----- RECORDS FOR THE TASK -----

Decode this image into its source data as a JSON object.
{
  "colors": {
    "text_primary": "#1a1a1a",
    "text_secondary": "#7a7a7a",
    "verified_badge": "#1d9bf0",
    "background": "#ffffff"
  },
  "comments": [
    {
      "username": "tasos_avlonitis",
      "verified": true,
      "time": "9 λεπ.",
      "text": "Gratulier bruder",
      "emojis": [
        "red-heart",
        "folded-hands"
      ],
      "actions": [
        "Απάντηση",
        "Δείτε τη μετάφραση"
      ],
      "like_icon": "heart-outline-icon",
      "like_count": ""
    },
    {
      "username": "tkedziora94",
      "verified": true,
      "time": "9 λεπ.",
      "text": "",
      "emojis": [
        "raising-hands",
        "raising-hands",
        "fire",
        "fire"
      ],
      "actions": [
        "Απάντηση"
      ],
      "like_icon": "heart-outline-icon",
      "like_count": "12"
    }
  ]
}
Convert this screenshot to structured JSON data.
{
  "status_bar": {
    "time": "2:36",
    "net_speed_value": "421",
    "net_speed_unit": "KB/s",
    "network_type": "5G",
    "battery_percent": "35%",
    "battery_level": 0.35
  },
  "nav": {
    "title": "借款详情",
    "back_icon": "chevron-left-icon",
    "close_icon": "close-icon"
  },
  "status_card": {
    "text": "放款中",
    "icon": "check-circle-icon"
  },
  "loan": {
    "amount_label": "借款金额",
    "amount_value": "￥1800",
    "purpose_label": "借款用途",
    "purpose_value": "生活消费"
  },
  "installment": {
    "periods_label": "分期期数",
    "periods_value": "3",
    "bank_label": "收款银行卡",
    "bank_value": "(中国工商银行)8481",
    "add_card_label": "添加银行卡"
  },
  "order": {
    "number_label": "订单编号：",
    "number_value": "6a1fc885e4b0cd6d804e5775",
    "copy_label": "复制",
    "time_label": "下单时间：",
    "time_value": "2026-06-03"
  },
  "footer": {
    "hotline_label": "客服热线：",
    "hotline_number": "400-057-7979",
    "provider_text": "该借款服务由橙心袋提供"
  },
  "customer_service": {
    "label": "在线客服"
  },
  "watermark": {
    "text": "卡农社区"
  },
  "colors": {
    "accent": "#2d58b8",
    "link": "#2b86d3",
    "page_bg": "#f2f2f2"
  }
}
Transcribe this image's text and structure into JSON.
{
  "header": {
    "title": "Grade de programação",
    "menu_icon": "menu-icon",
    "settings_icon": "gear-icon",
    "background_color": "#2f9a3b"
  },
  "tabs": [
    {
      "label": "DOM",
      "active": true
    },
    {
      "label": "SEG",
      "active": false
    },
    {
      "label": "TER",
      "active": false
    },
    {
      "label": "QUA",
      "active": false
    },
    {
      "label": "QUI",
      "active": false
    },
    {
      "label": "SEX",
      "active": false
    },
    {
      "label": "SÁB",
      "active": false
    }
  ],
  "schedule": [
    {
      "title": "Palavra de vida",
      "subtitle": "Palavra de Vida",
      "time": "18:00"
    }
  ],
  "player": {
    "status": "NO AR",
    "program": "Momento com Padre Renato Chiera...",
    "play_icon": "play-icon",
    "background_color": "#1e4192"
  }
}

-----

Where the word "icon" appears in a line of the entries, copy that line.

      "like_icon": "heart-outline-icon",
      "like_icon": "heart-outline-icon",
    "back_icon": "chevron-left-icon",
    "close_icon": "close-icon"
    "icon": "check-circle-icon"
    "menu_icon": "menu-icon",
    "settings_icon": "gear-icon",
    "play_icon": "play-icon",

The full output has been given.